[Interface dataset entries]
##########
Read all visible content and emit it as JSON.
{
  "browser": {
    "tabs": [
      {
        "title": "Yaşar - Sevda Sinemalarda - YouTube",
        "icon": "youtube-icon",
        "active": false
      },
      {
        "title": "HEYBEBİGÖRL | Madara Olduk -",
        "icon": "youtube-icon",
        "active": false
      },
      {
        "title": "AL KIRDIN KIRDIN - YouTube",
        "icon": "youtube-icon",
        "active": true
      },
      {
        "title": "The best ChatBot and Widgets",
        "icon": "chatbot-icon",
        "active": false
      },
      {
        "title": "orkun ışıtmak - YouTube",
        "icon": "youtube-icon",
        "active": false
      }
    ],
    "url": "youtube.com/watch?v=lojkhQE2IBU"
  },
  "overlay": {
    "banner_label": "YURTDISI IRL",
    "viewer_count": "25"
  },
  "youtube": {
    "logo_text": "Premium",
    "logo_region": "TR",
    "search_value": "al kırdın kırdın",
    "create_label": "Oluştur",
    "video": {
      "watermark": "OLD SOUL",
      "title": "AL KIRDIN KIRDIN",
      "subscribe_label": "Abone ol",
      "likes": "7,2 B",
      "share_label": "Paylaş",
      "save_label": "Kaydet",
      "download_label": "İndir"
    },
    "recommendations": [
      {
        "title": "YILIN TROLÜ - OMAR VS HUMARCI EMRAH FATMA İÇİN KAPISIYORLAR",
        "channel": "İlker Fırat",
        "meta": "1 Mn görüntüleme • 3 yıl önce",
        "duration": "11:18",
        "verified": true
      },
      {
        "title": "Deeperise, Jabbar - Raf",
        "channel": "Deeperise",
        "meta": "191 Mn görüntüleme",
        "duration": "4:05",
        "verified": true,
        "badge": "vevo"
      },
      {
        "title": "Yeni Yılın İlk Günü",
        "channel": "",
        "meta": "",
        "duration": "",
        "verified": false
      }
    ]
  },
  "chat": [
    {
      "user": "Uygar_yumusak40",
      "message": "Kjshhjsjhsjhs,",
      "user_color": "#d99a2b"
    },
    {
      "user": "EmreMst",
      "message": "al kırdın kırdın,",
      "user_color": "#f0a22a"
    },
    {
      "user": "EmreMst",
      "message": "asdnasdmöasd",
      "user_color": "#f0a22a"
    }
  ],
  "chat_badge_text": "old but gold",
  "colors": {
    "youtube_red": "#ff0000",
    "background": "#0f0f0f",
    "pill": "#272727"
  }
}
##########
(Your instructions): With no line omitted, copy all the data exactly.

(Solution for this exercise):
Read all visible content and emit it as JSON.
{
  "browser": {
    "tabs": [
      {
        "title": "Yaşar - Sevda Sinemalarda - YouTube",
        "icon": "youtube-icon",
        "active": false
      },
      {
        "title": "HEYBEBİGÖRL | Madara Olduk -",
        "icon": "youtube-icon",
        "active": false
      },
      {
        "title": "AL KIRDIN KIRDIN - YouTube",
        "icon": "youtube-icon",
        "active": true
      },
      {
        "title": "The best ChatBot and Widgets",
        "icon": "chatbot-icon",
        "active": false
      },
      {
        "title": "orkun ışıtmak - YouTube",
        "icon": "youtube-icon",
        "active": false
      }
    ],
    "url": "youtube.com/watch?v=lojkhQE2IBU"
  },
  "overlay": {
    "banner_label": "YURTDISI IRL",
    "viewer_count": "25"
  },
  "youtube": {
    "logo_text": "Premium",
    "logo_region": "TR",
    "search_value": "al kırdın kırdın",
    "create_label": "Oluştur",
    "video": {
      "watermark": "OLD SOUL",
      "title": "AL KIRDIN KIRDIN",
      "subscribe_label": "Abone ol",
      "likes": "7,2 B",
      "share_label": "Paylaş",
      "save_label": "Kaydet",
      "download_label": "İndir"
    },
    "recommendations": [
      {
        "title": "YILIN TROLÜ - OMAR VS HUMARCI EMRAH FATMA İÇİN KAPISIYORLAR",
        "channel": "İlker Fırat",
        "meta": "1 Mn görüntüleme • 3 yıl önce",
        "duration": "11:18",
        "verified": true
      },
      {
        "title": "Deeperise, Jabbar - Raf",
        "channel": "Deeperise",
        "meta": "191 Mn görüntüleme",
        "duration": "4:05",
        "verified": true,
        "badge": "vevo"
      },
      {
        "title": "Yeni Yılın İlk Günü",
        "channel": "",
        "meta": "",
        "duration": "",
        "verified": false
      }
    ]
  },
  "chat": [
    {
      "user": "Uygar_yumusak40",
      "message": "Kjshhjsjhsjhs,",
      "user_color": "#d99a2b"
    },
    {
      "user": "EmreMst",
      "message": "al kırdın kırdın,",
      "user_color": "#f0a22a"
    },
    {
      "user": "EmreMst",
      "message": "asdnasdmöasd",
      "user_color": "#f0a22a"
    }
  ],
  "chat_badge_text": "old but gold",
  "colors": {
    "youtube_red": "#ff0000",
    "background": "#0f0f0f",
    "pill": "#272727"
  }
}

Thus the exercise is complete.